* **EXERCISE BRIEF**
Your answer should restate each line of the data below word for word.

* **DATASET EXTRACT**
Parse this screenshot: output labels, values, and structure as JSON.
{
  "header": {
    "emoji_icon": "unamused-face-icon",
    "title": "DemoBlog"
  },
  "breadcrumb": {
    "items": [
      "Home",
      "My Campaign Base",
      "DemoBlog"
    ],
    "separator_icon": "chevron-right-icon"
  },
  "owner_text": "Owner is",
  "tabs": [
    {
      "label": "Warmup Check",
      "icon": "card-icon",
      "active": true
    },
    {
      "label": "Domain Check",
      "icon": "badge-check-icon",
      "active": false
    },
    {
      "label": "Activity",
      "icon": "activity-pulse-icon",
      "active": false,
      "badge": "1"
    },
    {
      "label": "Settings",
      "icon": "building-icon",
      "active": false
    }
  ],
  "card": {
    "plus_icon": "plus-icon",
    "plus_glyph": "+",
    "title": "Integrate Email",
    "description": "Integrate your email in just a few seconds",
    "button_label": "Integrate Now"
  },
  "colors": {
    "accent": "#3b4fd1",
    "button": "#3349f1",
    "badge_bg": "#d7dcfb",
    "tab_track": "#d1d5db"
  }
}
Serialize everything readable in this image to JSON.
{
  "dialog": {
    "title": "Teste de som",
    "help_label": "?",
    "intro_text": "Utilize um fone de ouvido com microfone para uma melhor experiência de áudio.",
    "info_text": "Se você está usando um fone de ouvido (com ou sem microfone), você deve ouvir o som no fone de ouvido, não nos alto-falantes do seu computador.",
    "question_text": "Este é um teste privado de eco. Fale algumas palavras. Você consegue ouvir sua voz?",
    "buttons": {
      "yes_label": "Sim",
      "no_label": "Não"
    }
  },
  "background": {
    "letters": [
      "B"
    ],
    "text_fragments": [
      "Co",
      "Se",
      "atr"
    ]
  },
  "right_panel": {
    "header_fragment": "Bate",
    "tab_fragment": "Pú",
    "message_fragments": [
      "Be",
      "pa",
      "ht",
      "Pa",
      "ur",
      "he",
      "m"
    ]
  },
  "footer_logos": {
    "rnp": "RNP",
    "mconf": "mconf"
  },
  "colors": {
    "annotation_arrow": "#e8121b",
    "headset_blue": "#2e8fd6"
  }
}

* **TASK ANSWER**
Parse this screenshot: output labels, values, and structure as JSON.
{
  "header": {
    "emoji_icon": "unamused-face-icon",
    "title": "DemoBlog"
  },
  "breadcrumb": {
    "items": [
      "Home",
      "My Campaign Base",
      "DemoBlog"
    ],
    "separator_icon": "chevron-right-icon"
  },
  "owner_text": "Owner is",
  "tabs": [
    {
      "label": "Warmup Check",
      "icon": "card-icon",
      "active": true
    },
    {
      "label": "Domain Check",
      "icon": "badge-check-icon",
      "active": false
    },
    {
      "label": "Activity",
      "icon": "activity-pulse-icon",
      "active": false,
      "badge": "1"
    },
    {
      "label": "Settings",
      "icon": "building-icon",
      "active": false
    }
  ],
  "card": {
    "plus_icon": "plus-icon",
    "plus_glyph": "+",
    "title": "Integrate Email",
    "description": "Integrate your email in just a few seconds",
    "button_label": "Integrate Now"
  },
  "colors": {
    "accent": "#3b4fd1",
    "button": "#3349f1",
    "badge_bg": "#d7dcfb",
    "tab_track": "#d1d5db"
  }
}
Serialize everything readable in this image to JSON.
{
  "dialog": {
    "title": "Teste de som",
    "help_label": "?",
    "intro_text": "Utilize um fone de ouvido com microfone para uma melhor experiência de áudio.",
    "info_text": "Se você está usando um fone de ouvido (com ou sem microfone), você deve ouvir o som no fone de ouvido, não nos alto-falantes do seu computador.",
    "question_text": "Este é um teste privado de eco. Fale algumas palavras. Você consegue ouvir sua voz?",
    "buttons": {
      "yes_label": "Sim",
      "no_label": "Não"
    }
  },
  "background": {
    "letters": [
      "B"
    ],
    "text_fragments": [
      "Co",
      "Se",
      "atr"
    ]
  },
  "right_panel": {
    "header_fragment": "Bate",
    "tab_fragment": "Pú",
    "message_fragments": [
      "Be",
      "pa",
      "ht",
      "Pa",
      "ur",
      "he",
      "m"
    ]
  },
  "footer_logos": {
    "rnp": "RNP",
    "mconf": "mconf"
  },
  "colors": {
    "annotation_arrow": "#e8121b",
    "headset_blue": "#2e8fd6"
  }
}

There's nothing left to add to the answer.